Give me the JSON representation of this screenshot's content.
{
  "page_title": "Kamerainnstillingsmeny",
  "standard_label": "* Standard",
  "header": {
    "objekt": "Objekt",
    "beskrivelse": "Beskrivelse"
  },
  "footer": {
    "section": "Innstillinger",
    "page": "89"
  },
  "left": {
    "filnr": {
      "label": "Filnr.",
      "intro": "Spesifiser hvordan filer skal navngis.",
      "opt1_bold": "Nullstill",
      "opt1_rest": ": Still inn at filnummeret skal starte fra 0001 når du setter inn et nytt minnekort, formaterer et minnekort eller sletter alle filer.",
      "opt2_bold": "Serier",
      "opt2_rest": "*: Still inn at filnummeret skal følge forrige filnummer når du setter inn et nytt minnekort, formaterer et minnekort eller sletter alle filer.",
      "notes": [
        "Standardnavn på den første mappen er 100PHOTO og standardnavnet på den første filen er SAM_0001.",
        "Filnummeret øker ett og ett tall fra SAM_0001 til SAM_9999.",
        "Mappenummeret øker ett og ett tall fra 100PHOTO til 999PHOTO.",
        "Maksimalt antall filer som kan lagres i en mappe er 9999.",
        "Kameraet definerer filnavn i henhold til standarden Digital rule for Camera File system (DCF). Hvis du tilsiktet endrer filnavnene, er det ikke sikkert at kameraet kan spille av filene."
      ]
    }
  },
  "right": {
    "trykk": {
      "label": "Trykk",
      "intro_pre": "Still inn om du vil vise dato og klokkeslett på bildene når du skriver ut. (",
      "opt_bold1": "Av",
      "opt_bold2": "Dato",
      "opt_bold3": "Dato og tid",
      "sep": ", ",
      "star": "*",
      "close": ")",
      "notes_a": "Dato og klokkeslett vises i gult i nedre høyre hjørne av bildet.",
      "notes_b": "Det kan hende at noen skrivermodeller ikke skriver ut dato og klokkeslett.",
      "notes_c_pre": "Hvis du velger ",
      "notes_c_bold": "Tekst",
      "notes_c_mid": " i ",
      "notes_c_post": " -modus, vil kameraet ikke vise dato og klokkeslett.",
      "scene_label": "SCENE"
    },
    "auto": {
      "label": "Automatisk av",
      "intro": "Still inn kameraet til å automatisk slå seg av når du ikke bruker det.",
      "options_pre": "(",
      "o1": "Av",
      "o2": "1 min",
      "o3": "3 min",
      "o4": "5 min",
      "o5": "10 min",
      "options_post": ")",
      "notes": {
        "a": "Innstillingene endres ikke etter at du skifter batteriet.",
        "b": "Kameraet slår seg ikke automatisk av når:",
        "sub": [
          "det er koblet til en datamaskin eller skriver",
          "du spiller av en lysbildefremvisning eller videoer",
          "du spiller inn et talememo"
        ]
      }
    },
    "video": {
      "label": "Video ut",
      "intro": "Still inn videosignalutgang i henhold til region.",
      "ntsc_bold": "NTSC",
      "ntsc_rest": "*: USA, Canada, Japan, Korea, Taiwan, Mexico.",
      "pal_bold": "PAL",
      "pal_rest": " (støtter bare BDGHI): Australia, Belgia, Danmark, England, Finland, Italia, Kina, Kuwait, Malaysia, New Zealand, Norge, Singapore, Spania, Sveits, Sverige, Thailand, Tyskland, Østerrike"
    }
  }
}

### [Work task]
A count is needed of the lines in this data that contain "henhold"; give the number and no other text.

### [Solution to the exercise]
2